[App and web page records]
Segment Open

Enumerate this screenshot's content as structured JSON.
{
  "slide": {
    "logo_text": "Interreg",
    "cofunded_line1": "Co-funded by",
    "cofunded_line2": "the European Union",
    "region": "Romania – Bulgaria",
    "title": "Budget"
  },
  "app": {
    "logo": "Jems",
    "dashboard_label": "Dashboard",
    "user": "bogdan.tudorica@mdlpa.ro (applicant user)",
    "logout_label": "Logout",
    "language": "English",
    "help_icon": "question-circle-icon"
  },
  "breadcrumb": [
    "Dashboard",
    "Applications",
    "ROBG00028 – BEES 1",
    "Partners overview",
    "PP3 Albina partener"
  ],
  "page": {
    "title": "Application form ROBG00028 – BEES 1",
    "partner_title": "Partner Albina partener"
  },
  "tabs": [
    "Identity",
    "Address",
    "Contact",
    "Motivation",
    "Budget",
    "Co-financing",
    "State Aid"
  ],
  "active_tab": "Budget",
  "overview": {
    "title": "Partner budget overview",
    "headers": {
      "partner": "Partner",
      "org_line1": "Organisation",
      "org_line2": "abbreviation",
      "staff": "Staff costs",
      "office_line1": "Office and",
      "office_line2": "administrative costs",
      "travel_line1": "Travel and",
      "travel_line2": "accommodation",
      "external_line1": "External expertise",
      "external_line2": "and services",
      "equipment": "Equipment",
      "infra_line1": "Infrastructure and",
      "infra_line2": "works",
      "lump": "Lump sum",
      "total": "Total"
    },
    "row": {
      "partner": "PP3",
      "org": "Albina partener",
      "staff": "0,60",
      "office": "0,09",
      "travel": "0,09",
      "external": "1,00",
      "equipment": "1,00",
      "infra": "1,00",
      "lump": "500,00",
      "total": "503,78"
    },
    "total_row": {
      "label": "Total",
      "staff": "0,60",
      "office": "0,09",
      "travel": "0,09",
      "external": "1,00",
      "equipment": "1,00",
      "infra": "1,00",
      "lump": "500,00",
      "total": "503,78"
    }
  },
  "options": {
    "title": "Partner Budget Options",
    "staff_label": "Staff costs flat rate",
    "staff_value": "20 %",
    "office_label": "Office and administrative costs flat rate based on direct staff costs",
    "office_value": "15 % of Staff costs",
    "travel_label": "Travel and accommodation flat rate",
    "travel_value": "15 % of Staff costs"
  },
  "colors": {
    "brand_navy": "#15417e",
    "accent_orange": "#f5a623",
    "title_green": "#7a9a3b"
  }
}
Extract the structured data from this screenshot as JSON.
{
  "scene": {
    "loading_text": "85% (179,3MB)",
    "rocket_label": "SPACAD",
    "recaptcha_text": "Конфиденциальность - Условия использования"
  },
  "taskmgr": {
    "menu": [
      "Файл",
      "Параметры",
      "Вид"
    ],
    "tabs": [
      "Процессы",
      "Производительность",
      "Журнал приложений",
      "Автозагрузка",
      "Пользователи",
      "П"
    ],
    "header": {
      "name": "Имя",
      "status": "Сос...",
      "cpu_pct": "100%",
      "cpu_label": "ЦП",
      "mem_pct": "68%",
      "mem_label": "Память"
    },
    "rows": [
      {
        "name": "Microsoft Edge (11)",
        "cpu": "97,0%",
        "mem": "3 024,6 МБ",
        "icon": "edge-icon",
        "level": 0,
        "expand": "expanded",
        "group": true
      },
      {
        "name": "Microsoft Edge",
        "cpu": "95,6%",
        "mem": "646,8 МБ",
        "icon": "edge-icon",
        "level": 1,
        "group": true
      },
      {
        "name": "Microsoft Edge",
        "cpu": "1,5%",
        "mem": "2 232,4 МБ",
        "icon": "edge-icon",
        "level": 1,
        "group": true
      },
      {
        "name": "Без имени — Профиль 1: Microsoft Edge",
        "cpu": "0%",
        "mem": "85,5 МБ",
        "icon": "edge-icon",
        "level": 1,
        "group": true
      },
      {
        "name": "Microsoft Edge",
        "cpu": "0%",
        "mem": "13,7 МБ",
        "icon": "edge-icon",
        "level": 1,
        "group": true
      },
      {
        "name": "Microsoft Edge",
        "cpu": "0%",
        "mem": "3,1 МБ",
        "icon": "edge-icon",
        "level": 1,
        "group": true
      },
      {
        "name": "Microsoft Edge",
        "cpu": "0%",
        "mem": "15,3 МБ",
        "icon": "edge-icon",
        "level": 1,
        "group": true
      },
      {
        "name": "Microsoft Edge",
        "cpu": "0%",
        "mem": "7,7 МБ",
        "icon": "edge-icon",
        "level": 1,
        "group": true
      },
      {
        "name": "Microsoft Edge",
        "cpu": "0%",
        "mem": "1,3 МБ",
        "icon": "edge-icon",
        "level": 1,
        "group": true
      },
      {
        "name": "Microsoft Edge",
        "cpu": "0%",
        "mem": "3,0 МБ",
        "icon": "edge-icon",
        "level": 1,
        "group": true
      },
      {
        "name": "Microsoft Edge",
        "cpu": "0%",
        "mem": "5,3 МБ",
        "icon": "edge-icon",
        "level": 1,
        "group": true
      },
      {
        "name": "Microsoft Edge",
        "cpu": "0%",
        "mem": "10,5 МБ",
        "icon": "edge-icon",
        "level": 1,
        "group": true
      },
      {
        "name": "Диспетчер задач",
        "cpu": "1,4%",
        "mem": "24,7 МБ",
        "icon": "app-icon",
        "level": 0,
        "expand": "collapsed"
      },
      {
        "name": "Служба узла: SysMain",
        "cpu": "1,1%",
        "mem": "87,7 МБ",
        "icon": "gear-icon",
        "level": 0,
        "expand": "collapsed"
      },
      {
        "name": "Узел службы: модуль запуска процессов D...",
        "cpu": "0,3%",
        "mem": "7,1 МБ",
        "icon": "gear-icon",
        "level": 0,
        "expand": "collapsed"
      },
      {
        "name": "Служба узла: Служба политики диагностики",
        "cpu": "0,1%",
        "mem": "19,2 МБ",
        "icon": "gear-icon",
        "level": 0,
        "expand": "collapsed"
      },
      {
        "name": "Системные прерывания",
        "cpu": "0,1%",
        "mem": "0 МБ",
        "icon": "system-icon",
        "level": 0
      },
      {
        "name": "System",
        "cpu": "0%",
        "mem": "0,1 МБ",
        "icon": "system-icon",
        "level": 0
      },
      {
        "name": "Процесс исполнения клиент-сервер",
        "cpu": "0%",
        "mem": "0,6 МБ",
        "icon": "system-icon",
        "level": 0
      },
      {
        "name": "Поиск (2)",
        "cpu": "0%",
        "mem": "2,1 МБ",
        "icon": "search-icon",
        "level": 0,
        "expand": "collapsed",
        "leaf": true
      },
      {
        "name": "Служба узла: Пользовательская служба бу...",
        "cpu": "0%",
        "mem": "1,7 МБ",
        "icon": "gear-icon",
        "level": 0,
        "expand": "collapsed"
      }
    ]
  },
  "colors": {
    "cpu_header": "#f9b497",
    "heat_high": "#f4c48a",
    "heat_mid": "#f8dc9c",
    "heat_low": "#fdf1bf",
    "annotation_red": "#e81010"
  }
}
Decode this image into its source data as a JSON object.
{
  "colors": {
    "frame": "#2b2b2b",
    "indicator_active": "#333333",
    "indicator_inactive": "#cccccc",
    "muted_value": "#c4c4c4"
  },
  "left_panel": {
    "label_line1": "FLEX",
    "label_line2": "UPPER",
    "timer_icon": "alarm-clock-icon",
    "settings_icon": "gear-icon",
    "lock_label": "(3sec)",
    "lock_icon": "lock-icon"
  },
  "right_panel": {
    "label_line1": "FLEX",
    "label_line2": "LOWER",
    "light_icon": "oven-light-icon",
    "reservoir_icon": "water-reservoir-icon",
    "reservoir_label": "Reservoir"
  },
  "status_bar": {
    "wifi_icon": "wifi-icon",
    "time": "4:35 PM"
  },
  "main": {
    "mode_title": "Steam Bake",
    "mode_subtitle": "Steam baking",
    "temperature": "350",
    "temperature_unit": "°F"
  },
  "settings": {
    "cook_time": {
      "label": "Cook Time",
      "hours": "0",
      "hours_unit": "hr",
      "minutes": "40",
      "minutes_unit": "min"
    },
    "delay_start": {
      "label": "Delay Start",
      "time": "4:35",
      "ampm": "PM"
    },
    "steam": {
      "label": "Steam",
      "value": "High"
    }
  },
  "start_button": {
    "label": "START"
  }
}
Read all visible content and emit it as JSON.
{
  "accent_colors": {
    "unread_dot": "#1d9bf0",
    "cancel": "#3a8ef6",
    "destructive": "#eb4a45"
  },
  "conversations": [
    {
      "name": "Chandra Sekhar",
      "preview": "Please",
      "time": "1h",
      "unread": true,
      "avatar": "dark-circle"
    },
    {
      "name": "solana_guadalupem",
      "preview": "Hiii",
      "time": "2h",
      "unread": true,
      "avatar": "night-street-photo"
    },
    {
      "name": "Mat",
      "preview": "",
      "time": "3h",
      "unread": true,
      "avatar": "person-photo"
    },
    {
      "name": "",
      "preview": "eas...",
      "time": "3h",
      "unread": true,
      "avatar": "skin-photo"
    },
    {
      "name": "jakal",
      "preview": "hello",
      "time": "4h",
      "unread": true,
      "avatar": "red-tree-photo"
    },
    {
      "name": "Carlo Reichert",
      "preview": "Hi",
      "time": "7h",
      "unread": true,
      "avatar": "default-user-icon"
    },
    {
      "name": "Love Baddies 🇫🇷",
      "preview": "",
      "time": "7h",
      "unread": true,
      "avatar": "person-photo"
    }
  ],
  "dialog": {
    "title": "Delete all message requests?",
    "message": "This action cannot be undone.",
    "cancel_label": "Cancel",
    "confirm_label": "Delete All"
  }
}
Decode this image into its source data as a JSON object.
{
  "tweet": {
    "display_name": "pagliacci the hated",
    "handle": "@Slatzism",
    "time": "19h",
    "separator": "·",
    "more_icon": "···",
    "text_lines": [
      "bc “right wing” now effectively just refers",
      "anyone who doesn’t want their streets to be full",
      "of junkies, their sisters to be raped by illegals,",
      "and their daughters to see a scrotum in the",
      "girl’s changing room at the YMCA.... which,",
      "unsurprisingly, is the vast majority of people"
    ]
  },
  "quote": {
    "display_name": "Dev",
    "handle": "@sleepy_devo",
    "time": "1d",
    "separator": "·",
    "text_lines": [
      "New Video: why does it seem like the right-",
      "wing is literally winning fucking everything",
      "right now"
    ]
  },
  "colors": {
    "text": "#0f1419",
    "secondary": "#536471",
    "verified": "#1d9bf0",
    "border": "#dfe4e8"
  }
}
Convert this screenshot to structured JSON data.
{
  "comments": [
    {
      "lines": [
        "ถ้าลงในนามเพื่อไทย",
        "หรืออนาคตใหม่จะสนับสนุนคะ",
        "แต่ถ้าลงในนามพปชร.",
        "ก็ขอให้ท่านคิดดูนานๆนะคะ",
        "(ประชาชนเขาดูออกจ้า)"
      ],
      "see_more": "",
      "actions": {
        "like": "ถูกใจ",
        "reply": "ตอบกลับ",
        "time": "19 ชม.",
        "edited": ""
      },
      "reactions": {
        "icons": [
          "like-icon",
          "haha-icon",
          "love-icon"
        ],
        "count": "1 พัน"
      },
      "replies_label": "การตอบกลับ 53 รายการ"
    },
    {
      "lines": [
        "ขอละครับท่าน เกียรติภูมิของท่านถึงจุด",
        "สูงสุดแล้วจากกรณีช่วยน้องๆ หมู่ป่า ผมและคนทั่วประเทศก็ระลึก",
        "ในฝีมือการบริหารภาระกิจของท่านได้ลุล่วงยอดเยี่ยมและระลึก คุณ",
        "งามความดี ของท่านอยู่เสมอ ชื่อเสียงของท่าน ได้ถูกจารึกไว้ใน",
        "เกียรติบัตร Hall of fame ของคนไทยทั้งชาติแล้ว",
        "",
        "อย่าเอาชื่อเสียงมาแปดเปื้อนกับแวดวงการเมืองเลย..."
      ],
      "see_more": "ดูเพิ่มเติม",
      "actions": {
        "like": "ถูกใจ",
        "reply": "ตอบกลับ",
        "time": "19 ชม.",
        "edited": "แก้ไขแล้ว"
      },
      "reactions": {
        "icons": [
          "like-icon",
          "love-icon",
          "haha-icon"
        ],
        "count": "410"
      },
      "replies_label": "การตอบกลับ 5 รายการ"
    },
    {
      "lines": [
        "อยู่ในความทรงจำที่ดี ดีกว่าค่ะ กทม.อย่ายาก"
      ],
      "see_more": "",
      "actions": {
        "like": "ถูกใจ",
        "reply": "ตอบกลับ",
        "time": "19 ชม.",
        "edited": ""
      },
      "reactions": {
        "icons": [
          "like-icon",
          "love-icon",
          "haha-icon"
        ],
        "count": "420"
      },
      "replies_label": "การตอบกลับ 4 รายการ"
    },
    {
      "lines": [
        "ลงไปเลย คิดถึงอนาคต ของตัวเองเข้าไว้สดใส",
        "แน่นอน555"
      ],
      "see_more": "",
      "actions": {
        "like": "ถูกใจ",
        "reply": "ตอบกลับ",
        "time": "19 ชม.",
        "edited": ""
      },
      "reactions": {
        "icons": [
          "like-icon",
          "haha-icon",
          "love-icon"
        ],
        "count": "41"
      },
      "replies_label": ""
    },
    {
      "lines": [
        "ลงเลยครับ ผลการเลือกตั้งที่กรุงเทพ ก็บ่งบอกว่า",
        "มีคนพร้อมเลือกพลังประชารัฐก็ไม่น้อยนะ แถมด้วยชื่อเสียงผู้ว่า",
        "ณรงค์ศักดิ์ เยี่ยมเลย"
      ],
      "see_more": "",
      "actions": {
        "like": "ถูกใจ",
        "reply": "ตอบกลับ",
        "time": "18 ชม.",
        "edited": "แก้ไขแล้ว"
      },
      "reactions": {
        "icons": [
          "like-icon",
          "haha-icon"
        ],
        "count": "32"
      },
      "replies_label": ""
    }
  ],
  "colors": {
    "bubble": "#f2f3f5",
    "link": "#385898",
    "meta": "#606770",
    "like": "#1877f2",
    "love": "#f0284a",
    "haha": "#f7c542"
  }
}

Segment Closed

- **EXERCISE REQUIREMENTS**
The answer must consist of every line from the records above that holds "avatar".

- **FINISHED TASK**
      "avatar": "dark-circle"
      "avatar": "night-street-photo"
      "avatar": "person-photo"
      "avatar": "skin-photo"
      "avatar": "red-tree-photo"
      "avatar": "default-user-icon"
      "avatar": "person-photo"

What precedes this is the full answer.